Building a Community is a new column documenting a pending redesign of The Quad. It is meant to encourage the involvement of The Quad‘s readers and staff in the future shape of the website.
I’ve been at The Quad four years. It’s almost time for me to graduate—in other words, I’ll be leaving soon. However, before that can happen, I need to know that it will continue to operate with strength and flexibility—even if the site has no software staff. So: I’m embarking on one final redesign of the website.
I joined The Quad in Fall 2010, as a freshman. Working with Gabe Stein, Lauren Hockenson, and Evan Caughey, I helped redesign the homepage and, later, the identity. Two years later, in the summer between sophomore and junior year, Evan and I worked on a fresh brand. That winter, I worked on a new theme for the magazine. All these changes have built up over that time, layer by layer, and there’s a whole bunch of baggage weighing down the site. It loads more files than it needs to, and some content is static HTML (death for a WordPress site), is unoptimized for mobile, and is dependent on me for most changes. It’s these shortcomings that I want to solve.
To reiterate, here are the goals:
- Build a new, mobile-first theme
- Optimize the site for WordPress, developing frames for content that is mutable from the wp-admin

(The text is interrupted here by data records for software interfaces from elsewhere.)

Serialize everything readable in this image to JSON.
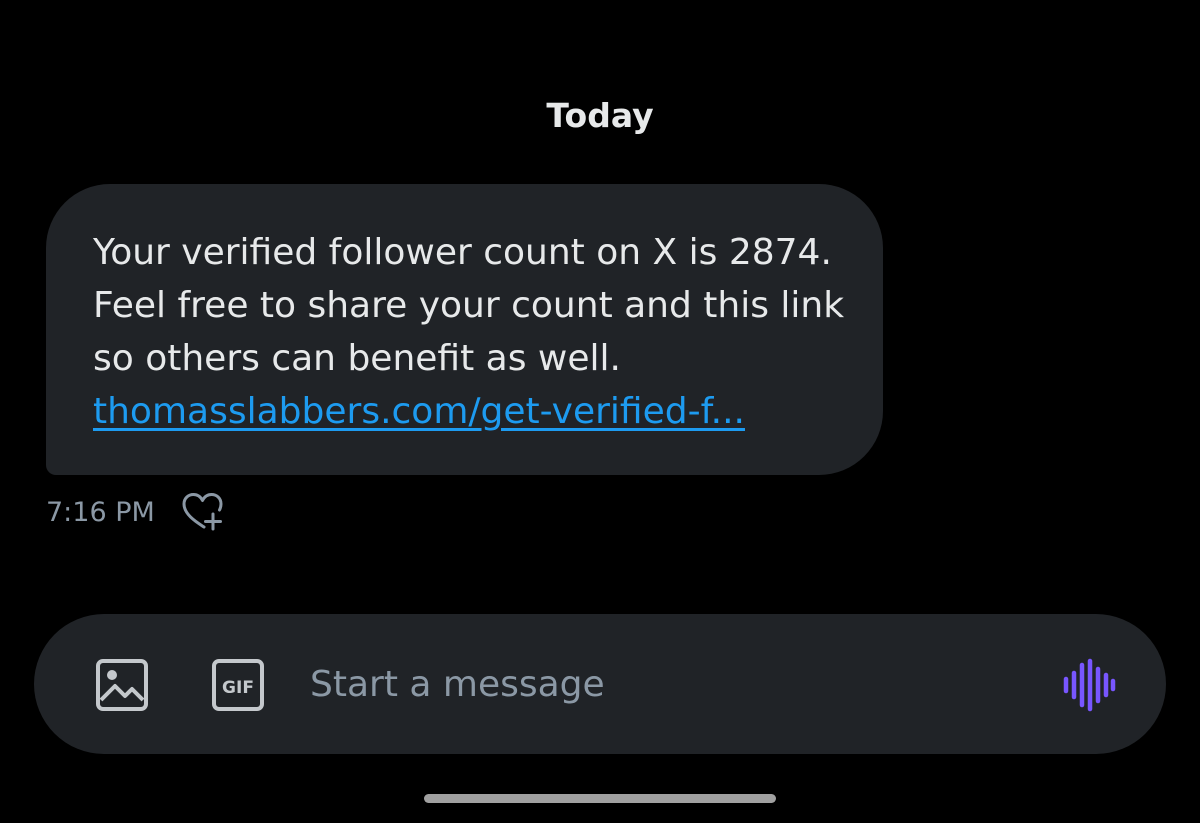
{
  "conversation": {
    "date_divider": "Today",
    "message": {
      "text": "Your verified follower count on X is 2874. Feel free to share your count and this link so others can benefit as well.",
      "link": "thomasslabbers.com/get-verified-f...",
      "timestamp": "7:16 PM",
      "react_icon": "heart-plus-icon"
    }
  },
  "composer": {
    "placeholder": "Start a message",
    "media_icon": "image-icon",
    "gif_label": "GIF",
    "voice_icon": "voice-waveform-icon"
  },
  "colors": {
    "background": "#000000",
    "bubble": "#202327",
    "text": "#e7e9ea",
    "link": "#1d9bf0",
    "muted": "#8b98a5",
    "voice_accent": "#7856ff"
  }
}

- Make it easy for writers with minimal web experience to make beautiful and functional articles
Along the way, I’m also going to refining both the Quad’s graphic identity and the site’s styling to meet these goals of flexibility and strength. Here, the main question will be: how do we preserve the mission of The Quad as the uniter of disparate communities spread across a school as huge as BU? How do we encourage dialogue and establish The Quad as the centroid of campus, the easiest way to broadcast information?
Here’s what I do know: the design will be mobile-first, lightweight libraries like Chart.js and Bigfoot.js will allow writers to enrich their writing, easily, and I’ll design most of the page elements to be modular widgets. Here’s what I don’t know: a lot of advanced WordPress development, and a lot of the fine details. So I’ll be learning and deciding here, in public, both for the criticism and benefit of whoever might read it. Also, the obligation to update might keep me from getting distracted and shelving the project. The decision to write about the design process was motivated by reading Brent Simmon’s Vesper Sync Diary, where he openly discusses the problems, options, and solutions he finds for developing a specific piece of complicated software. This technique is basically a decision journal, which promises to “show you how your views change over time, when you tend to make better decisions, and how serious the deliberations were,” as long as the writing keeps up. But, ultimately, what I’m working on is intended to be—and wants to be—a community space, so it feels dishonest to make these decisions alone.
Anyway, enough talking about it, it’s time to get started.